For now, the need for economic assistance appears to be driving Tajikistan’s diplomatic decisions. Overall, Russian private and state-owned companies are expected to invest up to $2 billion over the next five years into the Tajik economy, Putin said during his October 17-20 visit. In a country with an estimated GDP of just under $7 billion for 2003, that could grant Russian firms a sizeable interest in the local economy.
In addition to the debt relief provided for in the Nurek agreement, Tajikistan also stands to receive a $250 million investment in the Sangtuda hydroelectric station from Russian energy giant Unified Energy System (UES). Sangtuda has already secured up to $200 million in investment from neighbor Iran. Analysts have forecast that the UES involvement in Sangtuda, the country’s second largest hydropower station, will pit Russia against Iran. Yet Rahmonov already has made clear where Tajikistan believes its interests lie. "The activity of Russian companies has stepped up in Tajikistan, although all possibilities have not [been] used yet," Itar-Tass quoted Rahmonov as saying on October 16. "Foreign investors show more interest in our projects, including in the field of hydropower engineering. But we prefer our old friends and partners."

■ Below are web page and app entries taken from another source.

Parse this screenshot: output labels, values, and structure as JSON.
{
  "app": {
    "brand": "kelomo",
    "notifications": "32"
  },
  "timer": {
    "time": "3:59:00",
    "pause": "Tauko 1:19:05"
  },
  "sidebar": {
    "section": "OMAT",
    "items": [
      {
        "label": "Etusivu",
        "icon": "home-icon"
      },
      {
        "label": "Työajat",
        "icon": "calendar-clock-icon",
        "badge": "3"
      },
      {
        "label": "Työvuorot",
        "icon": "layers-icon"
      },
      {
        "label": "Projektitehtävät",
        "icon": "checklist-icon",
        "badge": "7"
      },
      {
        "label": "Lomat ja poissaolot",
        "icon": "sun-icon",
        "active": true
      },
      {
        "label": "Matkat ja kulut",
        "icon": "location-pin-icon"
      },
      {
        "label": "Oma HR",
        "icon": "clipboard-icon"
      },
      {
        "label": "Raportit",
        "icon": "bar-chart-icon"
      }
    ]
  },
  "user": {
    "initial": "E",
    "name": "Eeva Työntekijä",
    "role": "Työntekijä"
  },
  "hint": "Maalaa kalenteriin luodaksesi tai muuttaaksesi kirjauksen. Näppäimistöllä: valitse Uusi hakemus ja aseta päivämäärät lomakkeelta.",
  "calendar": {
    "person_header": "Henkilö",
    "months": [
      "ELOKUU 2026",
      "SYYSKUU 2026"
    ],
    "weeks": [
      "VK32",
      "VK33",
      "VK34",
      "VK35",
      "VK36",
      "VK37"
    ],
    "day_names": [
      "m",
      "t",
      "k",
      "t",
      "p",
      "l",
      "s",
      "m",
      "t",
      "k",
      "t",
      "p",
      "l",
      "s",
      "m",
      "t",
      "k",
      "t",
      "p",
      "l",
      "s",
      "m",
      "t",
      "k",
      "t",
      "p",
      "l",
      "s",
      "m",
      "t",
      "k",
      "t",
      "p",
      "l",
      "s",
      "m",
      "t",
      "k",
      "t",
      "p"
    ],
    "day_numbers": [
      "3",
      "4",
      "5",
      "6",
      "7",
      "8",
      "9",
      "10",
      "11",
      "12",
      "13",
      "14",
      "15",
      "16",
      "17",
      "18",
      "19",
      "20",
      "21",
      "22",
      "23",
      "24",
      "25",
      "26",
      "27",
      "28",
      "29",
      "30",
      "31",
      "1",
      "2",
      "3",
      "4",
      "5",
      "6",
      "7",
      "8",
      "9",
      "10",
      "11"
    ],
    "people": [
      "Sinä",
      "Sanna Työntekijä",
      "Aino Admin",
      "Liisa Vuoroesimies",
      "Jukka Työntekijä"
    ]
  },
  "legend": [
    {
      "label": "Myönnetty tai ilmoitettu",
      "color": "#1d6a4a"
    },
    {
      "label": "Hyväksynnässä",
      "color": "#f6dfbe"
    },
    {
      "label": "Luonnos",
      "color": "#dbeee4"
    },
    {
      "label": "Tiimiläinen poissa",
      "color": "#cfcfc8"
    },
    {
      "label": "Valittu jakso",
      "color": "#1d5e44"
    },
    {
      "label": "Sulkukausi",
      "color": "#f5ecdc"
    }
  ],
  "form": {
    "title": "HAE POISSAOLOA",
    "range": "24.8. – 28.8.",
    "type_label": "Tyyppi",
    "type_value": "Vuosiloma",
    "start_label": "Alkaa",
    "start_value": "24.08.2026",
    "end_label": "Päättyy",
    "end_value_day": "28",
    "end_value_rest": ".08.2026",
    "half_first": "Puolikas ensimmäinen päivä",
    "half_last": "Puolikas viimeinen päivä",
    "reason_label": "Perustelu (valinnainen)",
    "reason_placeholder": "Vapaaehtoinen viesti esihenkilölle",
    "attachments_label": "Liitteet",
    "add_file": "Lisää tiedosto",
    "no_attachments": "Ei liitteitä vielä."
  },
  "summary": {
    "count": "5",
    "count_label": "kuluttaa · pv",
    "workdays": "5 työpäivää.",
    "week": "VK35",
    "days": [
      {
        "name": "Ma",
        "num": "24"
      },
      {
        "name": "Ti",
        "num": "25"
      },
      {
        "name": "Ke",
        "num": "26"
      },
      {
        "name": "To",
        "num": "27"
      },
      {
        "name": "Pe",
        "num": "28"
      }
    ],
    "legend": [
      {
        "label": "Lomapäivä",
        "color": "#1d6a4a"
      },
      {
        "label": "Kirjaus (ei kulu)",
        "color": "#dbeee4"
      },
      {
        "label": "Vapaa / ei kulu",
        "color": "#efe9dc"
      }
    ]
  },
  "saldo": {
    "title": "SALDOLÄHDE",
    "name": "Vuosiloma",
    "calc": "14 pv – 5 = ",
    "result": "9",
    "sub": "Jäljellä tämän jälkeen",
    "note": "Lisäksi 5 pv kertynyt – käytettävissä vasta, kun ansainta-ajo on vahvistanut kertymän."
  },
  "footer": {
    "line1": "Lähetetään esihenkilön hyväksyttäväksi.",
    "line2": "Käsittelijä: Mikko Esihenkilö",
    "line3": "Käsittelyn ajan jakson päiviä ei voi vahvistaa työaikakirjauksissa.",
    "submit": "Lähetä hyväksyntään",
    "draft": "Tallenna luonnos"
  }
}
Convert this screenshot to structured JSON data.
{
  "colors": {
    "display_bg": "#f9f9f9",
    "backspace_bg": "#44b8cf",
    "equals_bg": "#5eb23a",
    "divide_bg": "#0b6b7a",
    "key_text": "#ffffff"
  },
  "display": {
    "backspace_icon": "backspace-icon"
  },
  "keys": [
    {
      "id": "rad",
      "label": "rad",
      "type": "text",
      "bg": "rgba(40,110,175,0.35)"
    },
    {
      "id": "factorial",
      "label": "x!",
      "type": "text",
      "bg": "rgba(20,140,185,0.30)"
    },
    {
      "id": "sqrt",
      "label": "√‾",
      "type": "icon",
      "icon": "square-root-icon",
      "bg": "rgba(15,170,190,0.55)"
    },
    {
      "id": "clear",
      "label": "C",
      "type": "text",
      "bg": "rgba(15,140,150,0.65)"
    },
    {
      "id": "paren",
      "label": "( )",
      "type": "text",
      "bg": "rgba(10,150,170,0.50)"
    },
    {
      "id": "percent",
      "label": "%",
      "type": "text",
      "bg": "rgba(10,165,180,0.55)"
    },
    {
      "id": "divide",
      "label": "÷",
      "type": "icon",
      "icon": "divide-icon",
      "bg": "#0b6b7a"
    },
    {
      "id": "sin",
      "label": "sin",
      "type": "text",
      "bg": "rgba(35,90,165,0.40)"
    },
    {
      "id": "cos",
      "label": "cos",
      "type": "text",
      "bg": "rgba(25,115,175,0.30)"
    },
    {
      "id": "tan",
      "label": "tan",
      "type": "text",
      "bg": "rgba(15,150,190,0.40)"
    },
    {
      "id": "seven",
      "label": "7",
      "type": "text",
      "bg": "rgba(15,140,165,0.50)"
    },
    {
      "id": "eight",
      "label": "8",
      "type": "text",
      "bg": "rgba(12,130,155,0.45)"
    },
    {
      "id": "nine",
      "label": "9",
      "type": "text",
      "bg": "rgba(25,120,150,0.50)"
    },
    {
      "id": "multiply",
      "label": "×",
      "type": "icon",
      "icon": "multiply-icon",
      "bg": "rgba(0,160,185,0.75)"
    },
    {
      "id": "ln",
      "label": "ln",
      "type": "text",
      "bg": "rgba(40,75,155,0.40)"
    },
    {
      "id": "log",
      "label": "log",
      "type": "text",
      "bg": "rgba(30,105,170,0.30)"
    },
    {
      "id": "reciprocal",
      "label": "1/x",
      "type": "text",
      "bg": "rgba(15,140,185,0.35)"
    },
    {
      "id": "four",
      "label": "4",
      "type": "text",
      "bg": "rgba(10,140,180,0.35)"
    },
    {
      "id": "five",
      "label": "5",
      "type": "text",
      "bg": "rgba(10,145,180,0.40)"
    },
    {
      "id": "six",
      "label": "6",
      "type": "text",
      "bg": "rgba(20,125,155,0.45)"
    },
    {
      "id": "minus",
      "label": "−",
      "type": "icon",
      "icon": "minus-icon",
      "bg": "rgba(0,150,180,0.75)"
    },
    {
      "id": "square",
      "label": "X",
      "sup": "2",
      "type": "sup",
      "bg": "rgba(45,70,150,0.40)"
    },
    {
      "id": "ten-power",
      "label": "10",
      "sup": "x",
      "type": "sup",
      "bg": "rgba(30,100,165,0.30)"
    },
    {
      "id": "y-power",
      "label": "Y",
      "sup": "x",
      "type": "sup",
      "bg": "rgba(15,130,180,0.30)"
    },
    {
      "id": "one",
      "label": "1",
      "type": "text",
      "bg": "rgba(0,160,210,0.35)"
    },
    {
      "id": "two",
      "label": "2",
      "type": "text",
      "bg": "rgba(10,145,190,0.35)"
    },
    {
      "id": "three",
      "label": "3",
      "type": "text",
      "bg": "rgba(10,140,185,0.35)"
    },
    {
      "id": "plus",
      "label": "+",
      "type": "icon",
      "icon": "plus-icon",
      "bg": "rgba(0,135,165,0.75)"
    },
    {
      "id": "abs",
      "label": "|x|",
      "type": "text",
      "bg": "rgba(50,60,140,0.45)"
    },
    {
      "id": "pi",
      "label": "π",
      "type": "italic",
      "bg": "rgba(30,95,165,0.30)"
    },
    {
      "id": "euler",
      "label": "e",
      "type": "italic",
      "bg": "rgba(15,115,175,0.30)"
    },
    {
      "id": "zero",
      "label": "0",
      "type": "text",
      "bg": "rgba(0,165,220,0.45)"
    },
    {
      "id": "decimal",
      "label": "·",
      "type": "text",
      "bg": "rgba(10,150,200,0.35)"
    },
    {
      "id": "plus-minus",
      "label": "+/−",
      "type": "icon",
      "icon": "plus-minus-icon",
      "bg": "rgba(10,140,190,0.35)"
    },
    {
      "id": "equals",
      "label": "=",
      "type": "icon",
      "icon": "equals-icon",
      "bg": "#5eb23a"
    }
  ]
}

In return for giving Russia a stake in the 670-megawatt station, Tajikistan will see an additional $50 million of its debt to Russia cleared, Russian Finance Minister Alexei Kudrin told reporters on October 16. "As a result, we will receive an appropriate block of shares after the construction of the plant is finished," Kudrin said. The construction project, with an estimated cost of between $320 million and $550 million, is scheduled for completion by the end of 2008.
Construction, begun in 1987, stalled with the collapse of the Soviet Union in 1991. If the station is not completed or if Russia does not receive an unspecified number of shares in Sangtuda, the $50 million debt will be reinstated, Kudrin said.
A similar assistance strategy appears to hold for another Tajik energy complex, the Rugun hydroelectric dam, located 110 kilometers to the southeast of Dushanbe. RusAl, one of the world’s three biggest aluminum companies, will provide $560 million to get the project, stalled since the 1980s, off the ground, Itar-Tass reported. In addition to its Rugun investment, RusAl will also pony up $600 million over the next five years for construction of an aluminum smelter in southern Tajikistan.
All told, the company plans to invest more than $10 billion in the Tajik economy within the next decade.
A key instrument in Russia’s efforts to restore its influence across the broader region may be the Central Asian Cooperation Organization (CACO), which was established in 2002 as a regional free-trade vehicle among member states Kazakhstan, Kyrgyzstan, Uzbekistan and Tajikistan. So far, frequent bickering among member states has frustrated attempts to promote free trade in Central Asia. At the organization’s October 18 summit in Dushanbe, Russia joined the organization, pledging to help address regional issues including hydropower, trade and the struggle to contain Islamic radicalism. With Russia’s inclusion, some analysts predict that the organization could gain fresh momentum – an analysis reflected in Uzbek President Islam Karimov’s words of welcome. "Russia will be a factor for stability in the region. We have always acknowledged and continue to acknowledge Russia’s historical and strategic interests in the region," the Uzbek leader said.
Editor’s Note: Kambiz Arman is the pseudonym for a Tajik journalist.